Powdered coal: auto firm tests its potential as a gasoline substitute
US auto industry researchers are examining powdered coal as a possible substitute for liquid motor fuel refined from high-priced OPEC oil or synthesized from coal.
General Motors Corporation has developed experimental engines that have been fitted into a Cadillac El Dordado and an Oldsmobile Delta 88. The turbine power plants burn coal that has been crushed into a powder finer than confectioners sugar.

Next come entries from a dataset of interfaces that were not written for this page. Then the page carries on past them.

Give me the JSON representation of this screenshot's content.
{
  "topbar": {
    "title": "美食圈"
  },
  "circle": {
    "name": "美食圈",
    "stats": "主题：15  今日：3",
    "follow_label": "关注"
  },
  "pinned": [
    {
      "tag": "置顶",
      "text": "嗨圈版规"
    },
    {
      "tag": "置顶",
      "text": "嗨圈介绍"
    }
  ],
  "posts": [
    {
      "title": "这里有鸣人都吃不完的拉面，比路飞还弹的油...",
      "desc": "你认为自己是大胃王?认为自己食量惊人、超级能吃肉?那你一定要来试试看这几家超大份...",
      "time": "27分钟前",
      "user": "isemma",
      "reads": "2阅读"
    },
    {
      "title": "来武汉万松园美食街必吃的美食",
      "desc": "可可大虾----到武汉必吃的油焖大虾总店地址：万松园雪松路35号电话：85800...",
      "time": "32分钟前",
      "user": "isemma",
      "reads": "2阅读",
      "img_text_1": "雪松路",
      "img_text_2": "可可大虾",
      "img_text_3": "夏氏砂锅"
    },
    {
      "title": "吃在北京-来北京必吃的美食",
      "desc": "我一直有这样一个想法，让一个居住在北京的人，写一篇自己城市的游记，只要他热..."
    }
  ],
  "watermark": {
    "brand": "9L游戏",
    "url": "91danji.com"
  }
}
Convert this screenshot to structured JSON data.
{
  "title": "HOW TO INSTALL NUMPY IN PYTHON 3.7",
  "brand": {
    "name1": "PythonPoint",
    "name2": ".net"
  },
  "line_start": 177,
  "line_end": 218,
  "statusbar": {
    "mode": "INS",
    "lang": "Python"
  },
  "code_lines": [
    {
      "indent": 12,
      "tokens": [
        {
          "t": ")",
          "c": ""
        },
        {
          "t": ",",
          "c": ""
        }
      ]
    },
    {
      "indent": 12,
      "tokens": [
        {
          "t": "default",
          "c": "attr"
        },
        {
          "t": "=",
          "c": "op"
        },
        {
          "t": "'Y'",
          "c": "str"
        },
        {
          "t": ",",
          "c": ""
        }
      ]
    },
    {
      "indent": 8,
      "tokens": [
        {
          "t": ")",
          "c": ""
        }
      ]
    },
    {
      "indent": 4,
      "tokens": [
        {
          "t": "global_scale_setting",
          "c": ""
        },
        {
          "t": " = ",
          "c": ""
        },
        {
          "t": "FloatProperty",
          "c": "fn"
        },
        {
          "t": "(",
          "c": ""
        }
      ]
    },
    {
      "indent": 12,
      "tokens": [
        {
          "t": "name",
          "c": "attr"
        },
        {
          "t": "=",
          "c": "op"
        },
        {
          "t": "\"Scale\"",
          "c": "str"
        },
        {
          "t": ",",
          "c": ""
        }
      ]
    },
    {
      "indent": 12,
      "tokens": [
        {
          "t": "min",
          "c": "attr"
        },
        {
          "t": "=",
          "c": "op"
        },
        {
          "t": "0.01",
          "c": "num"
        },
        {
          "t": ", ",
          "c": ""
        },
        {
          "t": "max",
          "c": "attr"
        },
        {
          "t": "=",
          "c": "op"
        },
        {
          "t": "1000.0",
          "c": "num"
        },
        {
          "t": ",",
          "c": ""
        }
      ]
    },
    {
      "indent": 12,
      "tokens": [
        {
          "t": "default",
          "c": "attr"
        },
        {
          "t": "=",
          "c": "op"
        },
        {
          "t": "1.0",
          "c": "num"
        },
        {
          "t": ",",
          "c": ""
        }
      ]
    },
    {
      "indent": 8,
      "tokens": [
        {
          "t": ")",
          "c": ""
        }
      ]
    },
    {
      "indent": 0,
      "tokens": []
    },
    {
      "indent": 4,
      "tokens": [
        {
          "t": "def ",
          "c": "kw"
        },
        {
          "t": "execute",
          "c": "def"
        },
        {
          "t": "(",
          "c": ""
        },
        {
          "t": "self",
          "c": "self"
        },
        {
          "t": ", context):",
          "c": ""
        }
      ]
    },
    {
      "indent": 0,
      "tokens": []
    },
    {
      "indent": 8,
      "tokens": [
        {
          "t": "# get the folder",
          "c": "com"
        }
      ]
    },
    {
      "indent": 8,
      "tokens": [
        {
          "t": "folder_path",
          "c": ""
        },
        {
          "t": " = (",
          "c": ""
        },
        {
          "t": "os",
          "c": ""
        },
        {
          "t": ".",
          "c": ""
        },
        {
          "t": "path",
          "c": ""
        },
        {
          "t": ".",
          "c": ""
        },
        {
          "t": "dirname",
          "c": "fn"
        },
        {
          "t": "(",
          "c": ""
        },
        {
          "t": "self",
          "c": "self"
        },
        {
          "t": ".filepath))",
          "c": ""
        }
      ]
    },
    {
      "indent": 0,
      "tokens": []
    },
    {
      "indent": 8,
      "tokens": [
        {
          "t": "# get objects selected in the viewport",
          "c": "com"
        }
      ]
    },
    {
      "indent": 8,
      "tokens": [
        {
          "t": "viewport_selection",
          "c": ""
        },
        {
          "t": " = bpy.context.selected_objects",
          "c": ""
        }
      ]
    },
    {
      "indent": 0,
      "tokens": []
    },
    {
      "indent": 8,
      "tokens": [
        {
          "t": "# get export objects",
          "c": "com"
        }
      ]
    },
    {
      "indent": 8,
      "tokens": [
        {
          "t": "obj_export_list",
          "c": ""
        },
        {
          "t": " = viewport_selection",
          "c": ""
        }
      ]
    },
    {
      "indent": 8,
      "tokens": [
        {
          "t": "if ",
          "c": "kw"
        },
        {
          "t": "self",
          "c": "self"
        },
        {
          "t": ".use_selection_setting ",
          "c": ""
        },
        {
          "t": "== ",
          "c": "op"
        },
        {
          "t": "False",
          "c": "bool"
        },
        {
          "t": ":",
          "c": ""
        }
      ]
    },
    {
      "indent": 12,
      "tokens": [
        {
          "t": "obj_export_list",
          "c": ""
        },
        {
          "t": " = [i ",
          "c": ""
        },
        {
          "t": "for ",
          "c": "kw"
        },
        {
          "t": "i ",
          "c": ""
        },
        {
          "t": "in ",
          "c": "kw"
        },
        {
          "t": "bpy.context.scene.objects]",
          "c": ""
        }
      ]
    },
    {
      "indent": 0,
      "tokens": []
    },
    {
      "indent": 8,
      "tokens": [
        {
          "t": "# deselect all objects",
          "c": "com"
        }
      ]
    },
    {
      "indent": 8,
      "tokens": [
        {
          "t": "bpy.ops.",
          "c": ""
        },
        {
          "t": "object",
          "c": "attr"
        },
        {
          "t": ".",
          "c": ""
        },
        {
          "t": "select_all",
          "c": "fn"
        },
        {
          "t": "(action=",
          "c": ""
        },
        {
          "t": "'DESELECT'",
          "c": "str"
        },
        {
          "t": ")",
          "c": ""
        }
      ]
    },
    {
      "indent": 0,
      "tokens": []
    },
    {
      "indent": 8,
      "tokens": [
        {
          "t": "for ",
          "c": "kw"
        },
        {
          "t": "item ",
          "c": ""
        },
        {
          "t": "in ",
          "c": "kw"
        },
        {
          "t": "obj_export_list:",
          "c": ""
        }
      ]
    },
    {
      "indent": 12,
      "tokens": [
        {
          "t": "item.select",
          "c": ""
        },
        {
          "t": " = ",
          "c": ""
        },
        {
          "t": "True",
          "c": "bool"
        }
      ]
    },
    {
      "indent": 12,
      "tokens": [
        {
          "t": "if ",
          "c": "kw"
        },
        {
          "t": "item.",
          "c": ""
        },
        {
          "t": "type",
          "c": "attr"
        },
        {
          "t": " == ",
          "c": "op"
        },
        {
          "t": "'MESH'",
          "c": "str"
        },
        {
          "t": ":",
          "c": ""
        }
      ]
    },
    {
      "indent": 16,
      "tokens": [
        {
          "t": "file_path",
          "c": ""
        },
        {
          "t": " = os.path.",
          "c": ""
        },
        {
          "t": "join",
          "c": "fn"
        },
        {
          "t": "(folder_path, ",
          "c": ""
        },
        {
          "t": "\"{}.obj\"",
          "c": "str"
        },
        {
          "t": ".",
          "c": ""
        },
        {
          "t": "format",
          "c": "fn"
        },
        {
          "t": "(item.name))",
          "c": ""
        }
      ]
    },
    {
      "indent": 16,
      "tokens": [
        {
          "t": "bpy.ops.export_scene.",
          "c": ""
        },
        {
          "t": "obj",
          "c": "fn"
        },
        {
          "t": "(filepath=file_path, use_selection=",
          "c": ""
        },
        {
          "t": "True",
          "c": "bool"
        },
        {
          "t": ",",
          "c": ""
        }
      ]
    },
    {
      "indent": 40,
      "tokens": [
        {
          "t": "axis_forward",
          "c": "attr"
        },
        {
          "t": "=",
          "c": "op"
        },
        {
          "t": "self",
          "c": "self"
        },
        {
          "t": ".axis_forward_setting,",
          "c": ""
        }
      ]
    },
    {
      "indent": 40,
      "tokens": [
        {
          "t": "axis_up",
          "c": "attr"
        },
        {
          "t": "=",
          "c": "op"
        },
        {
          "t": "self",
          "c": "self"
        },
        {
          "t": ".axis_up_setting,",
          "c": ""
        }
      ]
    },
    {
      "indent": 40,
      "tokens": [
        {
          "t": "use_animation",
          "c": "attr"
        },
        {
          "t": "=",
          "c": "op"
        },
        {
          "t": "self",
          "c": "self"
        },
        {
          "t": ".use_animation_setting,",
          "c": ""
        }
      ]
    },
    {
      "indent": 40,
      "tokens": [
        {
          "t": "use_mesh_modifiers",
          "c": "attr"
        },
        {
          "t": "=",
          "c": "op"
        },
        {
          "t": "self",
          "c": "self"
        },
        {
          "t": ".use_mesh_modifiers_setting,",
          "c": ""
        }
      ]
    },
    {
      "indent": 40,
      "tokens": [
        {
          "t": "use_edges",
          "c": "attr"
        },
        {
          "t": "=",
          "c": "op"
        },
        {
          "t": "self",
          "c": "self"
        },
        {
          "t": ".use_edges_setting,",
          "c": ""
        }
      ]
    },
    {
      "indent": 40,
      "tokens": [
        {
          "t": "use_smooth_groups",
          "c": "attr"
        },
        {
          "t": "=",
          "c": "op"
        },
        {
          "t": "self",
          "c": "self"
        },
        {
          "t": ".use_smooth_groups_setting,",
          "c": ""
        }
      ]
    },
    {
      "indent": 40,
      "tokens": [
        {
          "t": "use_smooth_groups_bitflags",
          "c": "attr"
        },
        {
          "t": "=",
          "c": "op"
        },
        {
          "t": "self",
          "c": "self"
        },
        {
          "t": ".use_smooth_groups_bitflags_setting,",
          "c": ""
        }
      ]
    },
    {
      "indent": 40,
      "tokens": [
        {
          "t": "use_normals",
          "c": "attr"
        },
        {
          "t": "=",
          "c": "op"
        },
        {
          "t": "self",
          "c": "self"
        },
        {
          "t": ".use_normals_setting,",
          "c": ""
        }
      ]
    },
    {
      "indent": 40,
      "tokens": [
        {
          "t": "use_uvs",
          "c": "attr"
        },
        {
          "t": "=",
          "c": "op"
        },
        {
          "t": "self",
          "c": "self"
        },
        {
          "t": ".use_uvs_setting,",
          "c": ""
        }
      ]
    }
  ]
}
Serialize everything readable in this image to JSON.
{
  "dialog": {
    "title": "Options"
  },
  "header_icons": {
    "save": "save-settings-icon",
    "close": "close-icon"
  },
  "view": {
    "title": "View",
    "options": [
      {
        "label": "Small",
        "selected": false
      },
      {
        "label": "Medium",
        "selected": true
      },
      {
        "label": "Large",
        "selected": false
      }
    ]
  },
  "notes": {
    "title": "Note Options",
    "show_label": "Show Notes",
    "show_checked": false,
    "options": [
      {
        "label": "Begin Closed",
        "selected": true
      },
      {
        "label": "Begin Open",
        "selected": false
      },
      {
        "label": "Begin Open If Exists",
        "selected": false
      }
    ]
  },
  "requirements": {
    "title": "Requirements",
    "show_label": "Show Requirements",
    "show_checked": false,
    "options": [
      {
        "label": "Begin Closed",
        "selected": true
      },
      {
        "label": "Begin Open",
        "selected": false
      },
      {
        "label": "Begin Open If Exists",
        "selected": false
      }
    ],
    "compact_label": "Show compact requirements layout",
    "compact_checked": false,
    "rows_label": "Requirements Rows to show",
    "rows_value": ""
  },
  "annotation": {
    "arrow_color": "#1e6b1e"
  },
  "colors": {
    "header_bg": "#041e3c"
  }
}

The finely ground fuel is stored in a tank located in the engine compartment above the right-front wheel. A metering fuel pump, aided by an engine-driven air compressor, transports the powder in a steady stream from the tank to the engine. Mechanical vibrators in the tank assure the smooth flow of powdered coal to the engine.
The combustion system consists of a burner, a fuel injection nozzle, and ignition system. A liquid fuel pilot light ignites the powder as it enters the burner.
Technician at GM and Ford who have worked with methanol derived from coal say the methanol burns cleaner than powdered coal and could more easily be used to run automobiles. But GM says the combustion of powdered coal offers the maximum utilization of the energy in coal. Both mechanically cleaned and solvent-refined powdered coal retain more than 80 percent of the energy initially present in the mined coal. This compares with about 55 percent for the liquid fuels derived from coal.
Says Richard Stettler, project manager of the coal fired turbine project at GM, "Right now the powdered coal is not clean enough. We need to get the ash contents down, so we're moving toward a solvent- refined project which dissolves the coal and filters out the ash. It also takes out some of the sulfur."
He expects that standards for powdered coal will be similar to those of gasoline when research on the coal cleaning process is completed over the next several years.
Dr. Douglass B. Keller Jr., chairman of the board of Otisca Industries Ltd., a coal refining company in Syracuse, N.Y., says several oil and coal cleaning and refining companies are working on methods to attain powdered coal with less than a half percent of ash.
GM technicians say that before the coal-fueled engine is ready for widespread installation in passenger automobiles, the following challenges must be met:
* Mechanical areas, such as storage, transfer, pumping, and injection in the engine, need further development.
* Further effort is needed to bring particulate emissions and smoke to acceptable levels.
* Coal products contain relatively large amounts of nitrogen. As a result, further effort will be required minimize the effects of nitrogen in coal.
Dr. Keller estimates that powdered coal could be produced at $2 per million Btus. Currently, crude oil costs between $6 to $7 per million Btus. Gas at the pump price of $10.30 per gallon costs $10.30 per million Btus.